Objective: Congenital bilateral hearing impairment occurs in approximately 1 in every 1000 live births. Universal newborn hearing screening (UNHS) programs are the most effective method for early diagnosis. Previously, newborn hearing screenings in Taiwan were often hospital-based. Our study is a community-based program designed to test the feasibility of performing neonatal hearing screening with a pay-for-test model, and to evaluate its acceptability to parents. Methods: From March 2000 to December 2002, two hospitals and four obstetric clinics in Tainan city participated in this study. The subjects were healthy newborns whose parents agreed to pay for otoacoustic emissions (OAE) hearing screening. They were tested in the newborn nursery before discharge. The protocol used an initial transient evoked otoacoustic emissions screening followed by a diagnostic auditory brainstem response (ABR) test. Results: A total of 10,008 healthy neonates were recruited, and 5938 newborns (59.3%) were tested. Prior to hospital discharge, 5403 of the newborns (91.0%) had passed the transient evoked otoacoustic emissions test. Referral for further testing was made in 9.0% of cases (535/5938). There were 140 babies lost to 1-month follow up. Only 395 infants (73.8%) of the infants that failed their first otoacoustic emissions tests underwent a second session at the outpatient clinic, and 91 babies failed. They were referred for further auditory brainstem response testing. Ultimately, nine babies were diagnosed with sensorineural hearing loss (SNHL). Conclusions: There are difficulties in performing universal newborn hearing screening within Taiwan's health insurance system. This study was performed with the cooperation of hospitals and obstetric clinics, and was undertaken with a pay-for-screening model. Our program, with a pay-for-test model, of newborn hearing screening is feasible and was well regarded by parents in Tainan city. It could be run without the government's financial support.

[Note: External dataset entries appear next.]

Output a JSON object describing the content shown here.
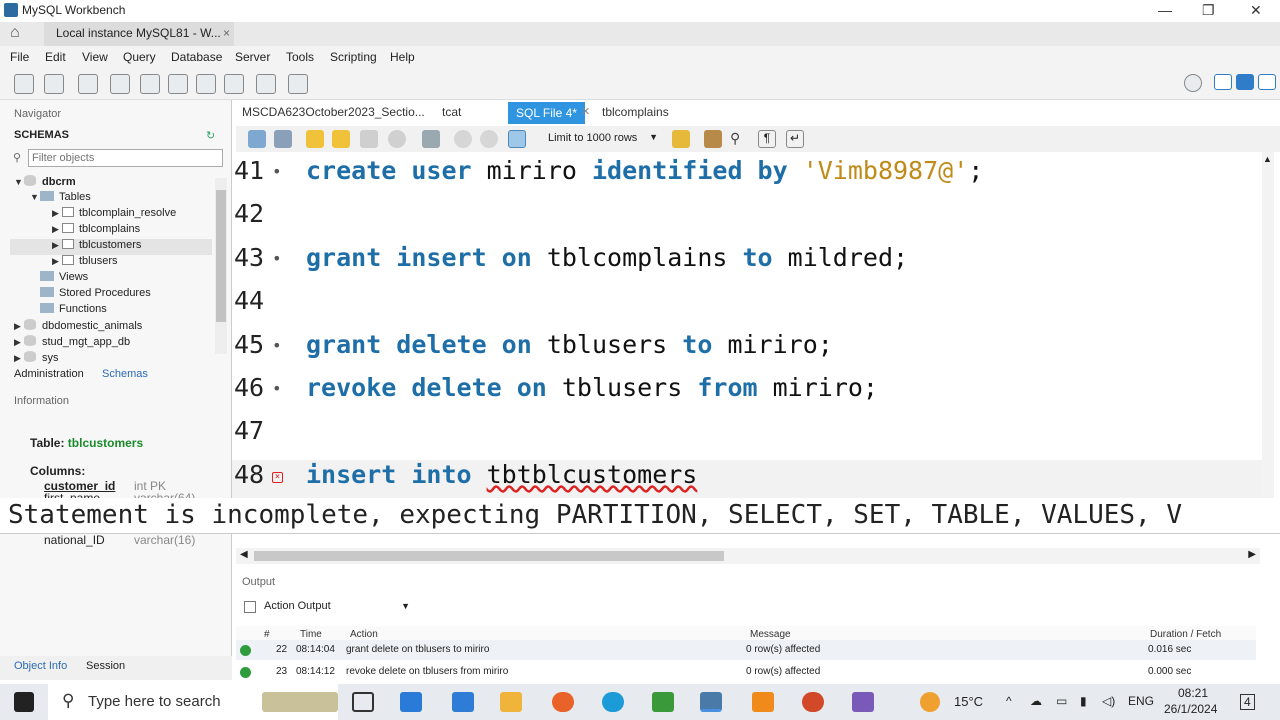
{
  "window": {
    "title": "MySQL Workbench",
    "minimize": "—",
    "maximize": "❐",
    "close": "✕"
  },
  "conn_tab": {
    "label": "Local instance MySQL81 - W...",
    "close": "×"
  },
  "menu": [
    "File",
    "Edit",
    "View",
    "Query",
    "Database",
    "Server",
    "Tools",
    "Scripting",
    "Help"
  ],
  "navigator": {
    "title": "Navigator",
    "schemas_label": "SCHEMAS",
    "filter_placeholder": "Filter objects",
    "tree": {
      "db1": "dbcrm",
      "tables": "Tables",
      "t1": "tblcomplain_resolve",
      "t2": "tblcomplains",
      "t3": "tblcustomers",
      "t4": "tblusers",
      "views": "Views",
      "procs": "Stored Procedures",
      "funcs": "Functions",
      "db2": "dbdomestic_animals",
      "db3": "stud_mgt_app_db",
      "db4": "sys"
    },
    "tab_admin": "Administration",
    "tab_schemas": "Schemas",
    "info_title": "Information",
    "table_label": "Table:",
    "table_name": "tblcustomers",
    "columns_label": "Columns:",
    "columns": [
      {
        "name": "customer_id",
        "type": "int PK"
      },
      {
        "name": "first_name",
        "type": "varchar(64)"
      },
      {
        "name": "national_ID",
        "type": "varchar(16)"
      }
    ],
    "tab_objinfo": "Object Info",
    "tab_session": "Session"
  },
  "editor_tabs": [
    "MSCDA623October2023_Sectio...",
    "tcat",
    "SQL File 4*",
    "tblcomplains"
  ],
  "limit_select": "Limit to 1000 rows",
  "code_lines": [
    {
      "num": "41",
      "marker": "•",
      "parts": [
        [
          "kw",
          "create user "
        ],
        [
          "id",
          "miriro "
        ],
        [
          "kw",
          "identified by "
        ],
        [
          "str",
          "'Vimb8987@'"
        ],
        [
          "id",
          ";"
        ]
      ]
    },
    {
      "num": "42",
      "marker": "",
      "parts": []
    },
    {
      "num": "43",
      "marker": "•",
      "parts": [
        [
          "kw",
          "grant insert on "
        ],
        [
          "id",
          "tblcomplains "
        ],
        [
          "kw",
          "to "
        ],
        [
          "id",
          "mildred;"
        ]
      ]
    },
    {
      "num": "44",
      "marker": "",
      "parts": []
    },
    {
      "num": "45",
      "marker": "•",
      "parts": [
        [
          "kw",
          "grant delete on "
        ],
        [
          "id",
          "tblusers "
        ],
        [
          "kw",
          "to "
        ],
        [
          "id",
          "miriro;"
        ]
      ]
    },
    {
      "num": "46",
      "marker": "•",
      "parts": [
        [
          "kw",
          "revoke delete on "
        ],
        [
          "id",
          "tblusers "
        ],
        [
          "kw",
          "from "
        ],
        [
          "id",
          "miriro;"
        ]
      ]
    },
    {
      "num": "47",
      "marker": "",
      "parts": []
    },
    {
      "num": "48",
      "marker": "×",
      "parts": [
        [
          "kw",
          "insert into "
        ],
        [
          "sq",
          "tbtblcustomers"
        ]
      ]
    }
  ],
  "error_tooltip": "Statement is incomplete, expecting PARTITION, SELECT, SET, TABLE, VALUES, V",
  "output": {
    "title": "Output",
    "mode": "Action Output",
    "headers": {
      "num": "#",
      "time": "Time",
      "action": "Action",
      "message": "Message",
      "duration": "Duration / Fetch"
    },
    "rows": [
      {
        "num": "22",
        "time": "08:14:04",
        "action": "grant delete on tblusers to miriro",
        "message": "0 row(s) affected",
        "duration": "0.016 sec"
      },
      {
        "num": "23",
        "time": "08:14:12",
        "action": "revoke delete on tblusers from miriro",
        "message": "0 row(s) affected",
        "duration": "0.000 sec"
      }
    ]
  },
  "taskbar": {
    "search": "Type here to search",
    "weather": "15°C",
    "lang": "ENG",
    "time": "08:21",
    "date": "26/1/2024",
    "notif": "4"
  },
  "colors": {
    "keyword": "#1e6ea8",
    "string": "#c08a18",
    "active_tab": "#2f95e0"
  }
}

|Number of pages||5|
|Journal||International Journal of Pediatric Otorhinolaryngology|
|Publication status||Published - 2004 Jan 1|
All Science Journal Classification (ASJC) codes
- Pediatrics, Perinatology, and Child Health